It’s taken me a while to finish trying out the Asus Strix Scar II launched late last year, but it’s always worth the trouble to check out a great gaming notebook that balances power and looks.
Sleek and tidy, it easily stands out easily from the crowd, which are either full of bling or stuck in old bulky designs from the past.
Everything feels solid to touch, starting from the brushed metal finish on the lid to the perforated bottom that lets air out for ventilation. Everything’s a little understated and that’s a good change from the over-the-top designs we’ve had for a long time now.
Yes, there’s a slight camo design and there are still some lights at the bottom, but this doesn’t scream “gamer” like much of what you would have seen if you’re in the market for a gaming notebook.
The GL504GS model I tested comes with an Nvidia GeForce GTX 1070 graphics chip as well as a 15.6-inch Full HD screen. The 2.4kg machine is just about portable if you want to bring it over to a friend’s place for a long gaming session.
There are other versions of the Scar II that sport the newer GTX 2070 graphics chip launched earlier this year, as well as a larger 17-incher for folks who don’t mind the bulk.
With the rest of the components, such as an Intel Core i7-8750H, 16GB of RAM and a 256GB solid state drive backed up with a 1TB hard disk, the Scar II GL504GS I had is a middle-of-the-road model in the lineup.
That’s no slouch, of course. Billed as an e-sports model for folks serious about taking their gaming to a professional level, plus those who think they are that good, the Scar II performs as you’d expect.
In synthetic 3DMark tests that measure how well a PC performs with simulations of graphics-intensive games, the Asus laptop jumped through the hoops effortlessly.
In the Time Spy subtest, which stresses out PCs with its DirectX 12 routine, the Scar II came back with an impressive score of 5,444 that reflects its pedigree.
Its result is ahead of the score of 3,969 on the HP Omen 15 I tested last year that came with a slightly slower Nvidia GTX 1060 graphics chip. A Dell G7 notebook that I also tested last year came back with a score of 3,775.
In other 3DMark subtests, the Asus notebook didn’t disappoint, either. It scored 14,191 in Fire Strike, 34,399 in Sky Diver and 35,890 in Cloud Gate.
To get a sense of real-world performance, I fired up the Battlefield V shooter from late last year and the Scar II did extremely well too. It hardly broke sweat.
In the early single-player campaign missions, I recorded consistent frame rates of solidly 60 frames per second, with all the eye candy turned on with Ultra settings.
Usually, you aim for 60 frames per second to get super smooth action on screen, and to avoid hang-ups during intense action that could cost you a game.
Here, the GTX 1070 graphics chip on the Scar II stands clearly ahead the slower GTX 1060 on the Dell and HP machines that sported it. On Full HD resolution, with the pretty effects turned on, the faster graphics chip is what you’d want to spend your money on.
What about everyday performance? The gaming-class hardware has the muscle to crunch through your spreadsheets and handle your videoconference calls, though a benchmark test turned out a bit of a surprise.

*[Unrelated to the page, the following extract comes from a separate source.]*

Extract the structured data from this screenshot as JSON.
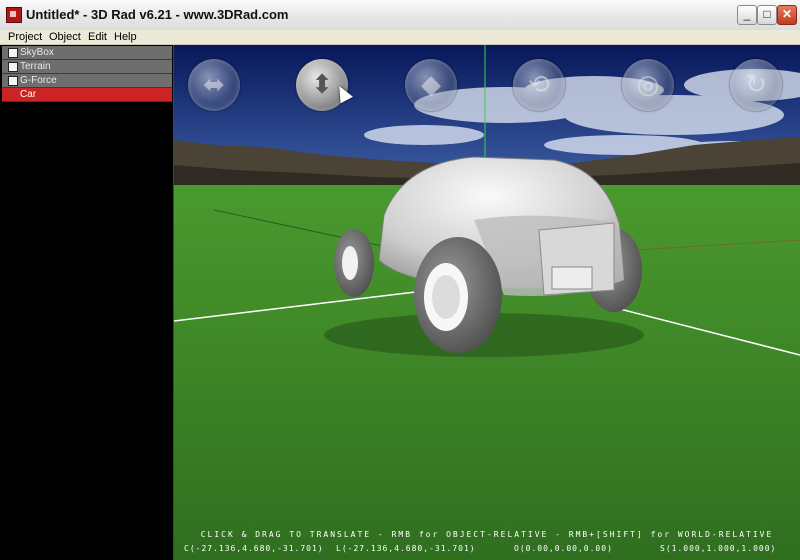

In PCMark 10, which measures performance in tasks like office productivity, the Scar II scored only 4,104. This is surprisingly lower than what I got on the HP Omen 15 (4,319) and Dell G7 (5,031).
To be fair, I suspect you would rather play games on this purpose-built machine. The good news is that the keys here are well thought-out. There is good key travel and space between keys.
Plus, the AWSD keys, used the most in first-person shooters, stand out with their own unique lighting options. Cool, if you’re into that, but for me, that also makes the keys easier to find in a dim room.
Perhaps what’s more important is the 144Hz refresh rate on the Full HD display. Together with the 3-millisecond response time, it ensures that you don’t slow down when things are happening fast all around you, say, when you’re getting into a close-range shootout.
There are a lot of things I like about the Scar II, particularly its thermal design. As a manufacturer of motherboards, Asus has shown its expertise here in designing a notebook that runs cool even with a high-performance graphics engine.
All the heat is pushed to the back of the laptop using two 12-volt fans and a new heatpipe design. This means the top of the laptop, especially the area where you rest your palms, feels cool and comfortable even when things are spinning up.
I like it that the machine stays cool even with hours of gaming. Plus, the non-slip and fingerprint-free design earns points too for both practical and aesthetic appeal.
Asus is certainly banking on these features to sell its laptop. The Scar II model I reviewed costs S$3,398, which isn’t cheap compared to some of its rivals that may be going for under S$3,000.
However, if you value its superior design and overall quality, I’d say the new Asus notebook should be high on your shopping list. It’s a solid gaming machine.